Fransen thanked Trump for sharing the videos with his "44 MILLION FOLLOWERS!"
"GOD BLESS YOU TRUMP! GOD BLESS AMERICA!" she tweeted.
The husband of a British lawmaker who was killed by a far-right nationalist in 2016 slammed Trump for trying to legitimize right-wing extremists in the U.K.
"Trump has legitimized the far-right in his own country, now he's trying to do it in ours," tweeted Brendan Cox, whose wife, Jo, was shot and stabbed last year in her constituency by a man who witnesses said shouted "Britain First."
"Spreading hatred has consequences, and the president should be ashamed of himself," Cox added.
Britain First — which has run candidates in local and national elections with little success, and campaigned against the construction and expansion of mosques — denied involvement in the attack on Jo Cox.
In a statement, the prime minister said Britain First sought to "divide communities in their use of hateful narratives which pedal lies and stoke tensions."
"This causes anxieties to law abiding people," May said. "The British people overwhelmingly reject the prejudice rhetoric of the far-right, which is the antithesis of the values that this country represents; decency, tolerance and respect."
The invitation for Trump to visit the U.K. next year was still in place, however, according to May's office.
Several British opposition lawmakers criticized Trump and called on the U.K. government to rescind the invitation.
“The U.S. president is normalizing hatred. If we don’t call this out, we are going down a very dangerous road,” tweeted Labour Party politician Chuka Umunna. “His invite to visit the U.K. in 2018 should be immediately withdrawn.”
London's Mayor Sadiq Khan also hit back at Britain First, calling it in a statement "a vile, hate-fueled organization whose views should be condemned, not amplified."

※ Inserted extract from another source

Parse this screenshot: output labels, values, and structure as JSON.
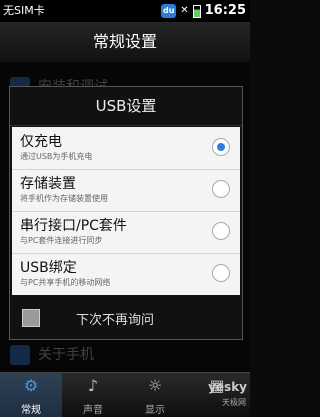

Britain First has a significant presence on social media with over 24,000 followers on Twitter and well over a million likes on Facebook. In past years it has staged a number of demonstrations around Britain that usually attract a few hundred protesters.
In September, the leaders of the organization, including Fransen, were charged with causing religiously aggravated harassment by disseminating leaflets and sharing online videos.